Human rights: Crimean Tatars, Mohammed Ramadan, missing publishers in Hong Kong
Parliament condemns the unprecedented levels of human rights abuses perpetrated against Crimean Tatars, calls on the Bahrain to grant Mohammed Ramadan a royal pardon or to commute his death sentence, and for the immediate safe release of the five missing book publishers in Hong Kong, in three resolutions voted on Thursday.
Human rights situation in Crimea, in particular of the Crimean Tatars
MEPs condemn the unprecedented levels of human rights abuses perpetrated against Crimean residents, most notably the Tatars, an indigenous people of Crimea, and the severe restrictions on the freedoms of expression, association and peaceful assembly.
They point out that the Russian Federation, as an occupying power, has a responsibility to ensure the safety of the whole population and should, together with the de facto local authorities, investigate effectively, impartially and transparently all cases of disappearances, torture and human rights abuses by the police and paramilitary forces active in the Crimean peninsula since February 2014.
The resolution reiterates Parliament’s severe condemnation of Russia’s illegal annexation of the Crimean peninsula.
Bahrain: the case of Mohammed Ramadan
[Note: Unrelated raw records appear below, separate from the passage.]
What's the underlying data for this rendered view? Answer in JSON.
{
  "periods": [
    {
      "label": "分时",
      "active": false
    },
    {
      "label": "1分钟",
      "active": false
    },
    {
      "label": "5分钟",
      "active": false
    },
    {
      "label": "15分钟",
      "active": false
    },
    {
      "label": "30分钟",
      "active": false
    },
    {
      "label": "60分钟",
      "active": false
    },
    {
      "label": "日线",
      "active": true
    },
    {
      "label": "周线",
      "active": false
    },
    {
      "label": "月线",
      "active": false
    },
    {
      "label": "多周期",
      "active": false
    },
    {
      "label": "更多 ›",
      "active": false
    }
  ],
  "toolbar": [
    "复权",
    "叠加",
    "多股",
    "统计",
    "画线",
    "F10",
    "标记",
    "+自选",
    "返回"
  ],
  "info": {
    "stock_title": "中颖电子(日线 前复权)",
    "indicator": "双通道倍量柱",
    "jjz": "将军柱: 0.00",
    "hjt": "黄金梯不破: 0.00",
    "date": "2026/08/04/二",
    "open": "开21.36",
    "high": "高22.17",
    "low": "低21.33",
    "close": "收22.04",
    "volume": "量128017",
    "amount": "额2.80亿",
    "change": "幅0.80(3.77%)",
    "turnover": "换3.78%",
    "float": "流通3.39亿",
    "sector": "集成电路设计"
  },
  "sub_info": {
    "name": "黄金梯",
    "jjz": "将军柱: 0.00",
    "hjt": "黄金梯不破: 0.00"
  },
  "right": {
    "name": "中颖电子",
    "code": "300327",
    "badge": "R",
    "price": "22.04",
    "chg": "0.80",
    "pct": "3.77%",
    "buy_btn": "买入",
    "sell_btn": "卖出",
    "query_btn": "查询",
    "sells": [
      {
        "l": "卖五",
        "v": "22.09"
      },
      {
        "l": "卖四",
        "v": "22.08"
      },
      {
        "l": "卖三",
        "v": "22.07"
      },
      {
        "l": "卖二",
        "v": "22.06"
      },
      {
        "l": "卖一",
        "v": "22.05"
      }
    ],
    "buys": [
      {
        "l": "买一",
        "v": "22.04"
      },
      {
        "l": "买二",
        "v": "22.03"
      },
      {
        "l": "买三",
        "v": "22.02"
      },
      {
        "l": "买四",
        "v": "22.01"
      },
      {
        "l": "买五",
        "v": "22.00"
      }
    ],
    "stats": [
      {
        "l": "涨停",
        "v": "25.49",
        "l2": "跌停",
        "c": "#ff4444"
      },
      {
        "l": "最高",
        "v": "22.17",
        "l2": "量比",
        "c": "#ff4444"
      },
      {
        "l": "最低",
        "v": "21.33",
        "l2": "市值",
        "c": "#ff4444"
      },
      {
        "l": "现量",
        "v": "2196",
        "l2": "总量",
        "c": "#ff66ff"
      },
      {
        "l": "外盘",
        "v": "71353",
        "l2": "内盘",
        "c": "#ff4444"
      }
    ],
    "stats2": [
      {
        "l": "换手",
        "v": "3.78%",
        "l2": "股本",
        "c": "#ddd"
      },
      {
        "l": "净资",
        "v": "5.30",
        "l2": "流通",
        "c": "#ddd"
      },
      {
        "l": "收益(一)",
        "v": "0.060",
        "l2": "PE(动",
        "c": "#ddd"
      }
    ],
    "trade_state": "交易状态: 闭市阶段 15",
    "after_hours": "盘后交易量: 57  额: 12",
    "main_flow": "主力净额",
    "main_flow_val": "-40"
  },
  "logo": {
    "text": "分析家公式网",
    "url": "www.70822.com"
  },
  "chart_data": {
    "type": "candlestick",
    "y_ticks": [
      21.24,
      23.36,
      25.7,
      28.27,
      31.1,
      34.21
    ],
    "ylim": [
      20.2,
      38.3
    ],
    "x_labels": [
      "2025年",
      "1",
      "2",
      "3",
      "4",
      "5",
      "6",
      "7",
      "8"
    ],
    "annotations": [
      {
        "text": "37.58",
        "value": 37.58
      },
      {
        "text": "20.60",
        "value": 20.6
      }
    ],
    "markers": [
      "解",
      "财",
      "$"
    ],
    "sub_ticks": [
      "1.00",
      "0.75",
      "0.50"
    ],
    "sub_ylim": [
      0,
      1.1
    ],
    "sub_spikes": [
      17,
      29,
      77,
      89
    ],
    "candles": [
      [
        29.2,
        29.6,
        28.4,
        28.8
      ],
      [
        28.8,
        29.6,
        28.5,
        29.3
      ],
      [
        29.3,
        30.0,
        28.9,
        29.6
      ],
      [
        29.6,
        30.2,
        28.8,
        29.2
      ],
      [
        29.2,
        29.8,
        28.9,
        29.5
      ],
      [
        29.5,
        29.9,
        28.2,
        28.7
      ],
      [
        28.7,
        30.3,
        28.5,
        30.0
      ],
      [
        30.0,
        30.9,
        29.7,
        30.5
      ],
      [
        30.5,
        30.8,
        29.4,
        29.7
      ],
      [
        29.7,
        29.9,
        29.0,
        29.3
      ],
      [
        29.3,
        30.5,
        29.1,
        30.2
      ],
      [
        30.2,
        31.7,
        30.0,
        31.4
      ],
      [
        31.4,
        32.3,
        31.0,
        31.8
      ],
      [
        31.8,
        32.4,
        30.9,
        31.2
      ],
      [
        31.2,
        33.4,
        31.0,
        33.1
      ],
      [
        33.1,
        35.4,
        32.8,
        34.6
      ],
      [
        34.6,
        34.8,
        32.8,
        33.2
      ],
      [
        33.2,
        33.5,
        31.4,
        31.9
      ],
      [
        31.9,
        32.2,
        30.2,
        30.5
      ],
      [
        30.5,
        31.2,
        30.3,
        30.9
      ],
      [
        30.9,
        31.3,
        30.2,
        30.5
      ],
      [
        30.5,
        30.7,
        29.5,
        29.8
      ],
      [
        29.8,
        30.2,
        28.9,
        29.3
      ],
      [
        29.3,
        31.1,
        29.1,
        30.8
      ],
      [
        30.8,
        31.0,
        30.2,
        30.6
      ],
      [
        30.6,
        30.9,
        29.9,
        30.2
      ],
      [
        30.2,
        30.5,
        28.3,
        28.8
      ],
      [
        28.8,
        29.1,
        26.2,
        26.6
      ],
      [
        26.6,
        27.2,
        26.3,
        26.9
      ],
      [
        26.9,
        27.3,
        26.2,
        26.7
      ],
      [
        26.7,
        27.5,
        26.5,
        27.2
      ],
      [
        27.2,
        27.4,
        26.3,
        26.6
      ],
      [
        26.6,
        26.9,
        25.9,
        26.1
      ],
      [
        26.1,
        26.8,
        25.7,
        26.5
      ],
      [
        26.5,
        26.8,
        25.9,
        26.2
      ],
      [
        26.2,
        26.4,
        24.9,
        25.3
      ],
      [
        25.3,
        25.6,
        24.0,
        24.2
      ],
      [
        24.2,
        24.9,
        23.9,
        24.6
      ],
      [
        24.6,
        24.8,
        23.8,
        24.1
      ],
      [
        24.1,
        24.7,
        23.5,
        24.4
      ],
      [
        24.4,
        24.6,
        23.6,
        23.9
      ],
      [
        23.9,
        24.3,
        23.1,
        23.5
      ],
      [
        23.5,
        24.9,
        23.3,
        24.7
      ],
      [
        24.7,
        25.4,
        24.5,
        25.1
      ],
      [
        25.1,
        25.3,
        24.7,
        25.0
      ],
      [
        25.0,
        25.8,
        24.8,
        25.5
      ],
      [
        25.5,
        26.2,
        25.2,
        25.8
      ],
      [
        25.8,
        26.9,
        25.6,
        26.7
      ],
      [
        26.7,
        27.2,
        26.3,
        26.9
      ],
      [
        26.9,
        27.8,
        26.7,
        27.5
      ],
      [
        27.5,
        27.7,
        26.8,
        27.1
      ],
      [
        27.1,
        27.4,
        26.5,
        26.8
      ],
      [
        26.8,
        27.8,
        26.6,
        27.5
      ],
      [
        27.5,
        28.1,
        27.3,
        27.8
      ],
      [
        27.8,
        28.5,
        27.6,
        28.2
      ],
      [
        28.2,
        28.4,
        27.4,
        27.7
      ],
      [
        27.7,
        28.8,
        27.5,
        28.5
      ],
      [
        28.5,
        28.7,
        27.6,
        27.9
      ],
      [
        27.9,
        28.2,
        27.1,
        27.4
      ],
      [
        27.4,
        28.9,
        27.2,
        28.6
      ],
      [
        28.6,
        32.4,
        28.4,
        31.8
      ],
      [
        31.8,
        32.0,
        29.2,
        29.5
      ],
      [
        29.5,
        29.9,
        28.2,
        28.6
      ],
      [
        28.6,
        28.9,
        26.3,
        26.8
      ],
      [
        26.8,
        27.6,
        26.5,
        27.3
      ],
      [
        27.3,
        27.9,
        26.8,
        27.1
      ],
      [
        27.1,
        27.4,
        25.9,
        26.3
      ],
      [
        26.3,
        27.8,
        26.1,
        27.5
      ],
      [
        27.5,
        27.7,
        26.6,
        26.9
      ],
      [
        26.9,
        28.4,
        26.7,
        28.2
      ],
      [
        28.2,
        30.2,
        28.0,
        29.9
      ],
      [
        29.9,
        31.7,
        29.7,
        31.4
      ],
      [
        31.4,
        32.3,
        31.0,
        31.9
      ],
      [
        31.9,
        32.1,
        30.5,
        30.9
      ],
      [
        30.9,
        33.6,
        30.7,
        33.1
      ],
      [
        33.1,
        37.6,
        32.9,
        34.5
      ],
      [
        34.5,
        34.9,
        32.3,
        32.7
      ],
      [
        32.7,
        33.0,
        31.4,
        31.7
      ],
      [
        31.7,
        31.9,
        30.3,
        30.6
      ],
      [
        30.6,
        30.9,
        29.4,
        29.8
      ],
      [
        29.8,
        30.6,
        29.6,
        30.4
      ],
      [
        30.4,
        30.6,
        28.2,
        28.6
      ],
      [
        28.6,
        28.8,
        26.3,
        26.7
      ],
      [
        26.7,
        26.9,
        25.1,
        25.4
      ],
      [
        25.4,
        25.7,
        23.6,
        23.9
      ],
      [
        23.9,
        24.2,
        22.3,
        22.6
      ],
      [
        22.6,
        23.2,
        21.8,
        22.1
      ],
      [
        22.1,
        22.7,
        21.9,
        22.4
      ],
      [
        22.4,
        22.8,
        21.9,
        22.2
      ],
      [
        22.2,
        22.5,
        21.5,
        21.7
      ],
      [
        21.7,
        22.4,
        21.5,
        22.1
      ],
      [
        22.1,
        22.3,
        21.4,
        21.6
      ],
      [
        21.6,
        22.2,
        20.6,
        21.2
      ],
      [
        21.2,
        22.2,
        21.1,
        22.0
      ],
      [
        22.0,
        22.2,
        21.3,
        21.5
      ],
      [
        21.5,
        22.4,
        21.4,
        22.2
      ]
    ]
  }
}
The European Parliament calls on Bahrain, and in particular His Majesty Sheikh Hamad bin Isa Al Khalifa, to grant Mohammed Ramadan a royal pardon or to commute his sentence. Mr Ramadan, a 32-year-old airport security guard, was arrested by the Bahraini authorities for allegedly taking part in a bombing in Al Dair in February 2014 and sentenced to death in December 2014. Bahrain’s anti-terrorism law was used to justify the death penalty.
Parliament firmly condemns the continuing use of torture by the security forces against prisoners and the use of Bahrain’s anti-terrorism laws to punish citizens for their political beliefs and convictions and to prevent them from pursuing political activities. Human rights defenders must be protected and allowed to conduct their work without hindrance, intimidation or harassment, adds the resolution.
The case of the missing book publishers in Hong Kong
MEPs express grave concern about the disappearance of five Hong Kong resident booksellers who sold literary works critical of Beijing. Lui Bo, Gui Minhai, Zhang Zhiping, Lin Rongji and Lee Po have been missing for four months. In January 2016, it was confirmed that two of them, who are EU citizens - Gui Minhai, a Swedish national and Lee Po, a British national – had been detained in mainland China.
The resolution calls for their immediate safe release. It also calls for the immediate release of all other persons arbitrarily arrested for exercising their rights to freedom of expression and publication in Hong Kong, including the three other booksellers. The Chinese government should stop suppressing the free flow of information, including by restricting the use of the internet, MEPs add.
Emilie TOURNIERContact data: